The grace of God has not ceased, and God’s compassion does not fail.
They are new every morning.
New every morning – the Jewish response to the broken spirit, to the broken relationship, to broken lives is to find a new direction building upon the past, remembering the past (as the Jewish community does on Tisha b’av) but transforming what we did and were in the past to meet the realities of today – to meet what is new every morning.
A Jew should not become stuck in the past – if Judaism had done then we would have died out with the destruction of the First Temple. We have to move forward and renew our lives when we are broken. Just as Judaism responds to losing our institutions by building new kinds of organisations so each of us Jews can respond, for example, to losing our relationships by building new kinds of relationships –which can never replace what we have lost – but which can enable us to live our fulfilled lives.
Just as the brokenness of Judaism has encouraged creativity as a response to the societies that we find ourselves in, so, when we feel broken we can find our outlet in creativity, in art and music and writing.
It is our flaws that bring our diversity, that make a Jewish community interesting and worth getting to know.
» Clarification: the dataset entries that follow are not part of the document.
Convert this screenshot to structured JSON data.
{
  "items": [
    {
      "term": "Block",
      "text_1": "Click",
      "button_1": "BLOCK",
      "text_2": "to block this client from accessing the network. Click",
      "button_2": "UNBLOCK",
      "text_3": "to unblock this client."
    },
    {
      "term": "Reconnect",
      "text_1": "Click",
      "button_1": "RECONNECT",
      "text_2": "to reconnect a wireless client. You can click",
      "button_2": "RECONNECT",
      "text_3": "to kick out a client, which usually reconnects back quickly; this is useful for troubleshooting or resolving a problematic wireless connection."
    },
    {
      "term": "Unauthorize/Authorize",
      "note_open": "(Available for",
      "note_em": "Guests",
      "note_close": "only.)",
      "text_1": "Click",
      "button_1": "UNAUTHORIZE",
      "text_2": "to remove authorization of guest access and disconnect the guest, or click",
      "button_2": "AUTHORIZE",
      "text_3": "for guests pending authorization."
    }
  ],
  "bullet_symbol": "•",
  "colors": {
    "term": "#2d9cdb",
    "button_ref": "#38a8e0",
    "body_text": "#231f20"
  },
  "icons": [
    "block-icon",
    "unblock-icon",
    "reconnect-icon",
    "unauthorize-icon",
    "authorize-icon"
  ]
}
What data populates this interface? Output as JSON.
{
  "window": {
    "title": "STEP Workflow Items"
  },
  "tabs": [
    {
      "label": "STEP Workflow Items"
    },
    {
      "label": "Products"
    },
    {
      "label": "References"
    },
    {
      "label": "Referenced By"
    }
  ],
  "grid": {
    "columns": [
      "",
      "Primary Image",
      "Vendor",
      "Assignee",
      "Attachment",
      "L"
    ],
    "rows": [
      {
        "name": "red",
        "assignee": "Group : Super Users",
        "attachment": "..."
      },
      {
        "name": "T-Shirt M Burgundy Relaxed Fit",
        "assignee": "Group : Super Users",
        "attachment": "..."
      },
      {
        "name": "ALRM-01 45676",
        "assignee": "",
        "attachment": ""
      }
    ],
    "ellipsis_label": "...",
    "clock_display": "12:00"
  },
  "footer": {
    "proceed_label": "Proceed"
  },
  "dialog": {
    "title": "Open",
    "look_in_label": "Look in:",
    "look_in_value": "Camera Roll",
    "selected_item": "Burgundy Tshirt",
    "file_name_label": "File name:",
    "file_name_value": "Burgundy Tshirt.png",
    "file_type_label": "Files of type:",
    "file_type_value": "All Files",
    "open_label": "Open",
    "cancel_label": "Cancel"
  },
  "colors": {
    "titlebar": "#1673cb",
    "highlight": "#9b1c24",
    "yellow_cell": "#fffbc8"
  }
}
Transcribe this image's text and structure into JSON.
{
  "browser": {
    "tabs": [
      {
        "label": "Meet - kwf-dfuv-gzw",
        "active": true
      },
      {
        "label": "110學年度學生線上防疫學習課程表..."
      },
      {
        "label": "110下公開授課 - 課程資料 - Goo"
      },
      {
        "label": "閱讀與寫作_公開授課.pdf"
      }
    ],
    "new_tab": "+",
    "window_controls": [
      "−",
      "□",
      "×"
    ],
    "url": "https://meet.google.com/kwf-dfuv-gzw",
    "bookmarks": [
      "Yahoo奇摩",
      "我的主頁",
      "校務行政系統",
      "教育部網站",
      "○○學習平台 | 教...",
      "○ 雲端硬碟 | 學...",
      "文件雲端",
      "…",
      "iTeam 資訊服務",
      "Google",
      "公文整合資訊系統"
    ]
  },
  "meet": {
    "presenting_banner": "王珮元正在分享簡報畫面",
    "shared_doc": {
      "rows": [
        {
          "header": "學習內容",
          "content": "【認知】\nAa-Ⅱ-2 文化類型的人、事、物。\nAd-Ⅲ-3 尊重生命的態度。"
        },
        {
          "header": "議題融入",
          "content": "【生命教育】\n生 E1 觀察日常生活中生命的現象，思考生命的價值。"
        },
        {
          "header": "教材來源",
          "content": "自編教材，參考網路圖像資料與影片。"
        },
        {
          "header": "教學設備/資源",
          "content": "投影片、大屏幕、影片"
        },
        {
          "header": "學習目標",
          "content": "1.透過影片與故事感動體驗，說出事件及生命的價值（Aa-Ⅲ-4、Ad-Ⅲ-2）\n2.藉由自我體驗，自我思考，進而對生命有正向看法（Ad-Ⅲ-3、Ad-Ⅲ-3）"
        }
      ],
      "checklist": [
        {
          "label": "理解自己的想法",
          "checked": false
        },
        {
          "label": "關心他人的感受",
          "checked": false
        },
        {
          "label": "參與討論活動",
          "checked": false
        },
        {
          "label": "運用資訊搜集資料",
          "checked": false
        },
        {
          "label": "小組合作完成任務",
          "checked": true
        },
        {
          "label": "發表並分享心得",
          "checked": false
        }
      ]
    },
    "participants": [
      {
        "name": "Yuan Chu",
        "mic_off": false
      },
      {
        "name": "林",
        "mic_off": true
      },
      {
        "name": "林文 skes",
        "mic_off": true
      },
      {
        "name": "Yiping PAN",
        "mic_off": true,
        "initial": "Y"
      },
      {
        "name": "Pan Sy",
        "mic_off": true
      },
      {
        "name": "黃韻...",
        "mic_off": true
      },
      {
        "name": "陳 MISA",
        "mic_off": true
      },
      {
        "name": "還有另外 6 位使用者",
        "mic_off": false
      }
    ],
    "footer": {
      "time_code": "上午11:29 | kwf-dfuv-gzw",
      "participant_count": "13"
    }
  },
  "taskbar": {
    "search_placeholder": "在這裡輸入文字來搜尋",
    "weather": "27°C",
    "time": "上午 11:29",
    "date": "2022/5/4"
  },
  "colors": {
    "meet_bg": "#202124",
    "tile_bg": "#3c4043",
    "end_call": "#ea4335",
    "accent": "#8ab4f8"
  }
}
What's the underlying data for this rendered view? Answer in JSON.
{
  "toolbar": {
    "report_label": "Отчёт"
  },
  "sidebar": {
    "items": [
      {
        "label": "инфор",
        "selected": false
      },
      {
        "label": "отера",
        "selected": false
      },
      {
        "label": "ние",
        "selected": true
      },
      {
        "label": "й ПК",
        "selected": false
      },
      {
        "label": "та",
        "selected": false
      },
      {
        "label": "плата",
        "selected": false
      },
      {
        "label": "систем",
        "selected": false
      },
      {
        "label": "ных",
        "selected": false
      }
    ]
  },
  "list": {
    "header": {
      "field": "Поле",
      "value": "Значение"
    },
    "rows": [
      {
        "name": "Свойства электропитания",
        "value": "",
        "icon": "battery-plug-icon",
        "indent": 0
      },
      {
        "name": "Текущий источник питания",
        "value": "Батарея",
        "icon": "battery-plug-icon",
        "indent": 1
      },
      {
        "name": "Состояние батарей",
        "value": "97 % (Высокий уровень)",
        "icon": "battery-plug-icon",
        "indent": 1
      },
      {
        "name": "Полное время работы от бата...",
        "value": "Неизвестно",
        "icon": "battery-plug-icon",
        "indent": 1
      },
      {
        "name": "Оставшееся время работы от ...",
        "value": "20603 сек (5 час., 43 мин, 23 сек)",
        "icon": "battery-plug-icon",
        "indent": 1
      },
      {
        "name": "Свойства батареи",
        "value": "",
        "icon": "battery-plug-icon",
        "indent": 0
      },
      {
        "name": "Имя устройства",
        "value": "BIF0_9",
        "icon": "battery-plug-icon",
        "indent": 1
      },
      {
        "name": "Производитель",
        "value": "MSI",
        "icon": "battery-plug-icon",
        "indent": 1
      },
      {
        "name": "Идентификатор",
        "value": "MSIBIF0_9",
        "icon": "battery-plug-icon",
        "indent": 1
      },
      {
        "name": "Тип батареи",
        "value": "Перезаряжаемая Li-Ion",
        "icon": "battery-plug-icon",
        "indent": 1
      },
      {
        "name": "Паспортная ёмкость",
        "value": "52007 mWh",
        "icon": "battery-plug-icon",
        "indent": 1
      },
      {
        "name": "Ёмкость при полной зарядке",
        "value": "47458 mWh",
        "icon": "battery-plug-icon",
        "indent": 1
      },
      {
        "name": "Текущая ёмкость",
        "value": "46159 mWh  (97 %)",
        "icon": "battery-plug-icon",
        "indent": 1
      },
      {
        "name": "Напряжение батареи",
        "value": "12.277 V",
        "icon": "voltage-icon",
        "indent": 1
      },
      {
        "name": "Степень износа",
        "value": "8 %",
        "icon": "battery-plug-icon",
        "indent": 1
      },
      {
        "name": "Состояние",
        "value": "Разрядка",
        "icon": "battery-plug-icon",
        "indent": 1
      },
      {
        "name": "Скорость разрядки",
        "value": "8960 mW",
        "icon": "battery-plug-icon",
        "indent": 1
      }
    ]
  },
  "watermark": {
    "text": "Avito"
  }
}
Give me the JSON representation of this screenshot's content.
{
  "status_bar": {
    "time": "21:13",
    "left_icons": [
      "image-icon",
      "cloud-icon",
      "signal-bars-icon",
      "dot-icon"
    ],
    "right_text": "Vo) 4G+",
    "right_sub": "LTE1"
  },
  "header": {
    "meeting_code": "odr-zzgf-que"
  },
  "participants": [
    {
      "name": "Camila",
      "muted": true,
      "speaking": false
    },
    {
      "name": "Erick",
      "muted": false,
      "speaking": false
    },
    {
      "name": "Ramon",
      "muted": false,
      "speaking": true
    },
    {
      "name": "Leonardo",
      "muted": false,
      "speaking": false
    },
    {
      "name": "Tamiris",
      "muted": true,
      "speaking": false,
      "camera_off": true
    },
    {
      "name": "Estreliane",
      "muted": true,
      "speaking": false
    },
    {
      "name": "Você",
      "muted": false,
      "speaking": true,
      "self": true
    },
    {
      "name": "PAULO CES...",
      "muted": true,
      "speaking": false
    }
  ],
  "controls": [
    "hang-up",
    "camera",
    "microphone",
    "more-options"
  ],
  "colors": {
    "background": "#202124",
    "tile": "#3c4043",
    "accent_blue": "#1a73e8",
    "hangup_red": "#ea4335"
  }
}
Furthermore each year we can each of us engage in a massive act of transformative repair as we prepare ourselves for the High Holydays, Rosh Hashanah and Yom Kippur where our At-one-ment can be achieved if we are truly ready to change.
The month of Ellul is just around the corner – the month when our transformative process toward the High Holidays must begin. When Rabbi Debbie finished our service for Tisha b’Av last Saturday night – we sang one of the very final verses of the book of Lamentations. It is a verse that we also sang just now as we closed the Ark – Hashivenu adonai elaycha, v’nashuva, Hadesh yamenu c’kedem – help us to return to you O God then we will return, renew our days as in the past. Each time we are Broken may God grant us the strength and courage to be responsible for our own renewal and may others help us to enable our brokenness to plant the seeds of that renewal.